* _WHAT THIS TASK INVOLVES_: Restate the records below word for word, and omit the images they hold.

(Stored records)
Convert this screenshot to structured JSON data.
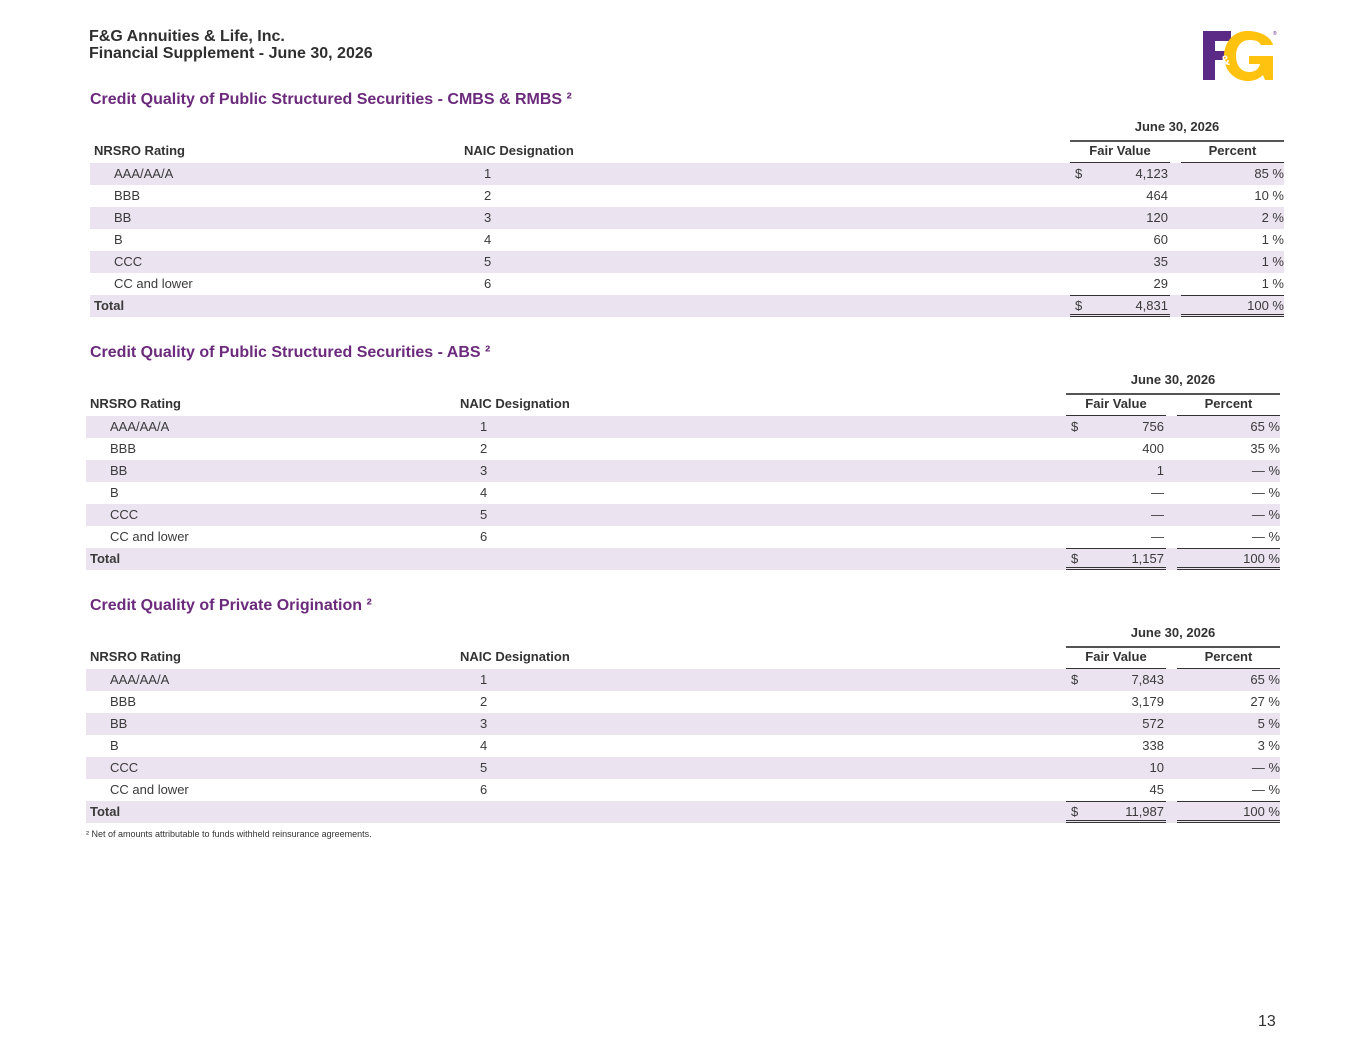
{
  "header": {
    "company": "F&G Annuities & Life, Inc.",
    "subtitle": "Financial Supplement - June 30, 2026"
  },
  "logo": {
    "text": "F&G",
    "color": "#5b2a86",
    "accent": "#ffc20e"
  },
  "column_headers": {
    "rating": "NRSRO Rating",
    "naic": "NAIC Designation",
    "fair_value": "Fair Value",
    "percent": "Percent"
  },
  "sections": [
    {
      "title": "Credit Quality of Public Structured Securities - CMBS & RMBS ²",
      "period": "June 30, 2026",
      "rows": [
        {
          "rating": "AAA/AA/A",
          "naic": "1",
          "dollar": "$",
          "fair_value": "4,123",
          "percent": "85 %"
        },
        {
          "rating": "BBB",
          "naic": "2",
          "dollar": "",
          "fair_value": "464",
          "percent": "10 %"
        },
        {
          "rating": "BB",
          "naic": "3",
          "dollar": "",
          "fair_value": "120",
          "percent": "2 %"
        },
        {
          "rating": "B",
          "naic": "4",
          "dollar": "",
          "fair_value": "60",
          "percent": "1 %"
        },
        {
          "rating": "CCC",
          "naic": "5",
          "dollar": "",
          "fair_value": "35",
          "percent": "1 %"
        },
        {
          "rating": "CC and lower",
          "naic": "6",
          "dollar": "",
          "fair_value": "29",
          "percent": "1 %"
        }
      ],
      "total": {
        "label": "Total",
        "dollar": "$",
        "fair_value": "4,831",
        "percent": "100 %"
      }
    },
    {
      "title": "Credit Quality of Public Structured Securities - ABS ²",
      "period": "June 30, 2026",
      "rows": [
        {
          "rating": "AAA/AA/A",
          "naic": "1",
          "dollar": "$",
          "fair_value": "756",
          "percent": "65 %"
        },
        {
          "rating": "BBB",
          "naic": "2",
          "dollar": "",
          "fair_value": "400",
          "percent": "35 %"
        },
        {
          "rating": "BB",
          "naic": "3",
          "dollar": "",
          "fair_value": "1",
          "percent": "— %"
        },
        {
          "rating": "B",
          "naic": "4",
          "dollar": "",
          "fair_value": "—",
          "percent": "— %"
        },
        {
          "rating": "CCC",
          "naic": "5",
          "dollar": "",
          "fair_value": "—",
          "percent": "— %"
        },
        {
          "rating": "CC and lower",
          "naic": "6",
          "dollar": "",
          "fair_value": "—",
          "percent": "— %"
        }
      ],
      "total": {
        "label": "Total",
        "dollar": "$",
        "fair_value": "1,157",
        "percent": "100 %"
      }
    },
    {
      "title": "Credit Quality of Private Origination ²",
      "period": "June 30, 2026",
      "rows": [
        {
          "rating": "AAA/AA/A",
          "naic": "1",
          "dollar": "$",
          "fair_value": "7,843",
          "percent": "65 %"
        },
        {
          "rating": "BBB",
          "naic": "2",
          "dollar": "",
          "fair_value": "3,179",
          "percent": "27 %"
        },
        {
          "rating": "BB",
          "naic": "3",
          "dollar": "",
          "fair_value": "572",
          "percent": "5 %"
        },
        {
          "rating": "B",
          "naic": "4",
          "dollar": "",
          "fair_value": "338",
          "percent": "3 %"
        },
        {
          "rating": "CCC",
          "naic": "5",
          "dollar": "",
          "fair_value": "10",
          "percent": "— %"
        },
        {
          "rating": "CC and lower",
          "naic": "6",
          "dollar": "",
          "fair_value": "45",
          "percent": "— %"
        }
      ],
      "total": {
        "label": "Total",
        "dollar": "$",
        "fair_value": "11,987",
        "percent": "100 %"
      }
    }
  ],
  "footnote": "² Net of amounts attributable to funds withheld reinsurance agreements.",
  "page_number": "13"
}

* _ANSWER TO THIS EXERCISE_:
Convert this screenshot to structured JSON data.
{
  "header": {
    "company": "F&G Annuities & Life, Inc.",
    "subtitle": "Financial Supplement - June 30, 2026"
  },
  "logo": {
    "text": "F&G",
    "color": "#5b2a86",
    "accent": "#ffc20e"
  },
  "column_headers": {
    "rating": "NRSRO Rating",
    "naic": "NAIC Designation",
    "fair_value": "Fair Value",
    "percent": "Percent"
  },
  "sections": [
    {
      "title": "Credit Quality of Public Structured Securities - CMBS & RMBS ²",
      "period": "June 30, 2026",
      "rows": [
        {
          "rating": "AAA/AA/A",
          "naic": "1",
          "dollar": "$",
          "fair_value": "4,123",
          "percent": "85 %"
        },
        {
          "rating": "BBB",
          "naic": "2",
          "dollar": "",
          "fair_value": "464",
          "percent": "10 %"
        },
        {
          "rating": "BB",
          "naic": "3",
          "dollar": "",
          "fair_value": "120",
          "percent": "2 %"
        },
        {
          "rating": "B",
          "naic": "4",
          "dollar": "",
          "fair_value": "60",
          "percent": "1 %"
        },
        {
          "rating": "CCC",
          "naic": "5",
          "dollar": "",
          "fair_value": "35",
          "percent": "1 %"
        },
        {
          "rating": "CC and lower",
          "naic": "6",
          "dollar": "",
          "fair_value": "29",
          "percent": "1 %"
        }
      ],
      "total": {
        "label": "Total",
        "dollar": "$",
        "fair_value": "4,831",
        "percent": "100 %"
      }
    },
    {
      "title": "Credit Quality of Public Structured Securities - ABS ²",
      "period": "June 30, 2026",
      "rows": [
        {
          "rating": "AAA/AA/A",
          "naic": "1",
          "dollar": "$",
          "fair_value": "756",
          "percent": "65 %"
        },
        {
          "rating": "BBB",
          "naic": "2",
          "dollar": "",
          "fair_value": "400",
          "percent": "35 %"
        },
        {
          "rating": "BB",
          "naic": "3",
          "dollar": "",
          "fair_value": "1",
          "percent": "— %"
        },
        {
          "rating": "B",
          "naic": "4",
          "dollar": "",
          "fair_value": "—",
          "percent": "— %"
        },
        {
          "rating": "CCC",
          "naic": "5",
          "dollar": "",
          "fair_value": "—",
          "percent": "— %"
        },
        {
          "rating": "CC and lower",
          "naic": "6",
          "dollar": "",
          "fair_value": "—",
          "percent": "— %"
        }
      ],
      "total": {
        "label": "Total",
        "dollar": "$",
        "fair_value": "1,157",
        "percent": "100 %"
      }
    },
    {
      "title": "Credit Quality of Private Origination ²",
      "period": "June 30, 2026",
      "rows": [
        {
          "rating": "AAA/AA/A",
          "naic": "1",
          "dollar": "$",
          "fair_value": "7,843",
          "percent": "65 %"
        },
        {
          "rating": "BBB",
          "naic": "2",
          "dollar": "",
          "fair_value": "3,179",
          "percent": "27 %"
        },
        {
          "rating": "BB",
          "naic": "3",
          "dollar": "",
          "fair_value": "572",
          "percent": "5 %"
        },
        {
          "rating": "B",
          "naic": "4",
          "dollar": "",
          "fair_value": "338",
          "percent": "3 %"
        },
        {
          "rating": "CCC",
          "naic": "5",
          "dollar": "",
          "fair_value": "10",
          "percent": "— %"
        },
        {
          "rating": "CC and lower",
          "naic": "6",
          "dollar": "",
          "fair_value": "45",
          "percent": "— %"
        }
      ],
      "total": {
        "label": "Total",
        "dollar": "$",
        "fair_value": "11,987",
        "percent": "100 %"
      }
    }
  ],
  "footnote": "² Net of amounts attributable to funds withheld reinsurance agreements.",
  "page_number": "13"
}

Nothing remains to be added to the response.